#### AIM OF THE TASK
Look for the word "text" in the data below, and copy every line that holds it.

#### MATERIAL FOR THIS EXERCISE
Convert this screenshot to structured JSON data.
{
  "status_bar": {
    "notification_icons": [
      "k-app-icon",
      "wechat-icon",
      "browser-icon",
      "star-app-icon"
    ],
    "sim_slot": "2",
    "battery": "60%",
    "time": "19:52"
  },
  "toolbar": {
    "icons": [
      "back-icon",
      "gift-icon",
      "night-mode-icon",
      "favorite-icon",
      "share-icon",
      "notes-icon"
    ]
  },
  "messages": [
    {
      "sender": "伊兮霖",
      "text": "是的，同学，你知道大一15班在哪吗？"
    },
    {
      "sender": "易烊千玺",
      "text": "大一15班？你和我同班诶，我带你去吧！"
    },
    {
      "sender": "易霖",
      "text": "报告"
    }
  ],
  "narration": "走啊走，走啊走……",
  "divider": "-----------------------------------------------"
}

#### EXPECTED ANSWER
      "text": "是的，同学，你知道大一15班在哪吗？"
      "text": "大一15班？你和我同班诶，我带你去吧！"
      "text": "报告"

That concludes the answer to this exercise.